● **About this exercise**
Copy each entry as it stands, leaving nothing out.

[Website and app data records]
====
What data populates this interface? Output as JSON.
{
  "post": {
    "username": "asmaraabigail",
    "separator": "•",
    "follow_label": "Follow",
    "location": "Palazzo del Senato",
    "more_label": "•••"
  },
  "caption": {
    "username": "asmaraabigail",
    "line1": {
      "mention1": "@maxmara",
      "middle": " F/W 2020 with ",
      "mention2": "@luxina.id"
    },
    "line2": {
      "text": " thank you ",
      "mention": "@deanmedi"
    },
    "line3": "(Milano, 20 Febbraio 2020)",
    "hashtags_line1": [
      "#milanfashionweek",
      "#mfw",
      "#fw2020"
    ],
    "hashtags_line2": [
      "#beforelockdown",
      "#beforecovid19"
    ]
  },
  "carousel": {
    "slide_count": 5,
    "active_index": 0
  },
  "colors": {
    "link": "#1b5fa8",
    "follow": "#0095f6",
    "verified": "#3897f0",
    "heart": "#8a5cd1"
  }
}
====
● **Reply**
What data populates this interface? Output as JSON.
{
  "post": {
    "username": "asmaraabigail",
    "separator": "•",
    "follow_label": "Follow",
    "location": "Palazzo del Senato",
    "more_label": "•••"
  },
  "caption": {
    "username": "asmaraabigail",
    "line1": {
      "mention1": "@maxmara",
      "middle": " F/W 2020 with ",
      "mention2": "@luxina.id"
    },
    "line2": {
      "text": " thank you ",
      "mention": "@deanmedi"
    },
    "line3": "(Milano, 20 Febbraio 2020)",
    "hashtags_line1": [
      "#milanfashionweek",
      "#mfw",
      "#fw2020"
    ],
    "hashtags_line2": [
      "#beforelockdown",
      "#beforecovid19"
    ]
  },
  "carousel": {
    "slide_count": 5,
    "active_index": 0
  },
  "colors": {
    "link": "#1b5fa8",
    "follow": "#0095f6",
    "verified": "#3897f0",
    "heart": "#8a5cd1"
  }
}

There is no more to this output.